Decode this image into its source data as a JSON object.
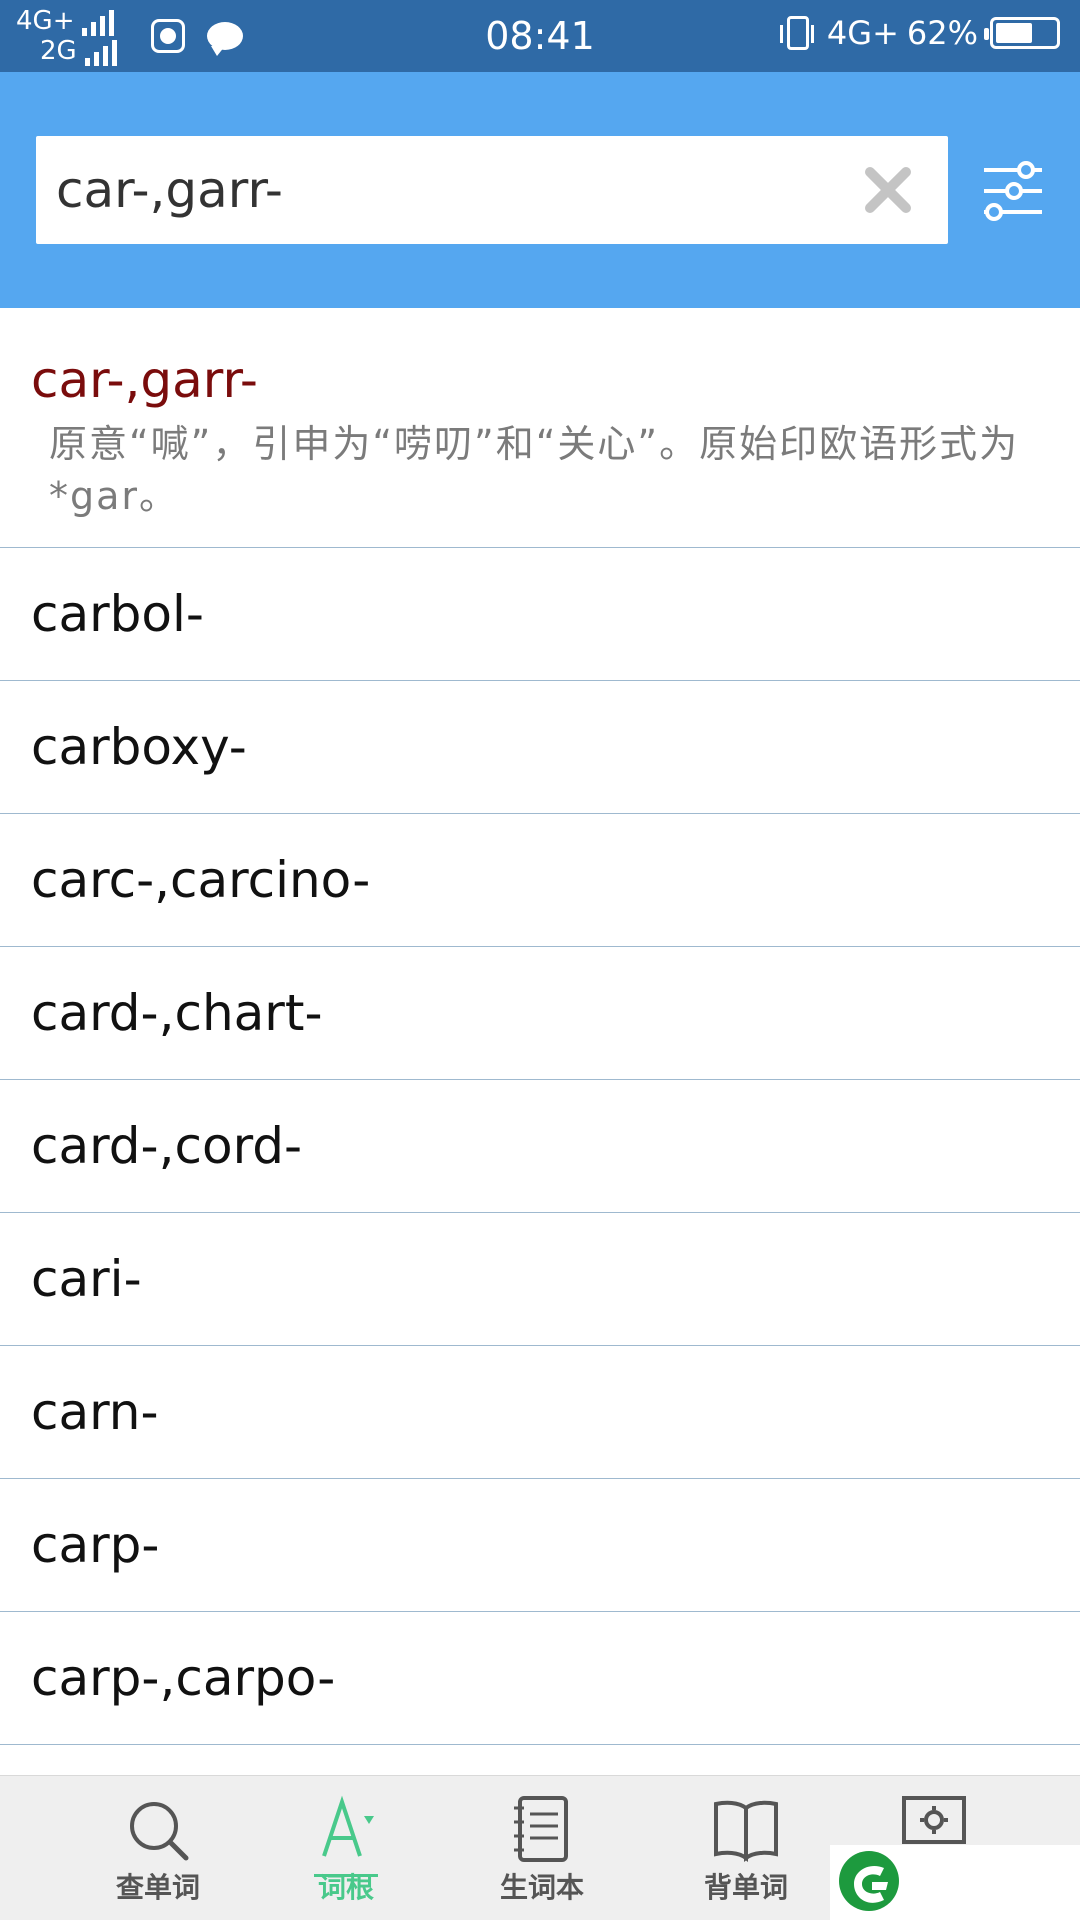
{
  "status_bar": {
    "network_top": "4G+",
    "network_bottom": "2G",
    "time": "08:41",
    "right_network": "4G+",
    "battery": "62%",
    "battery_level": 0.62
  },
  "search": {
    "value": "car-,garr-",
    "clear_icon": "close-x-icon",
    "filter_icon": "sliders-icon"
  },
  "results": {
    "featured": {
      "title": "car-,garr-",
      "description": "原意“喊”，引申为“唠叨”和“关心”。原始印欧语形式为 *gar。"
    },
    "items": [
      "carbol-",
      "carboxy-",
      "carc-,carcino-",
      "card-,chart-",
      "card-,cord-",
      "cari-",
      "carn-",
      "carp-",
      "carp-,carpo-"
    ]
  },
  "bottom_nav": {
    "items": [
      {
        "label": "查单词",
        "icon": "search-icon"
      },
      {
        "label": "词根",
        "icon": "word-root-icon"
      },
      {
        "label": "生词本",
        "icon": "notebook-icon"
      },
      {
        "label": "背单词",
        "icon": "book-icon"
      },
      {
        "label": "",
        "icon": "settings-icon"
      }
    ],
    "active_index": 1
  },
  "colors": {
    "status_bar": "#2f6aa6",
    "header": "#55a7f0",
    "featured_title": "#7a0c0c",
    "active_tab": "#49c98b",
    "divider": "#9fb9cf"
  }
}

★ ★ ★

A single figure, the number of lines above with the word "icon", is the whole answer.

The completed task:
7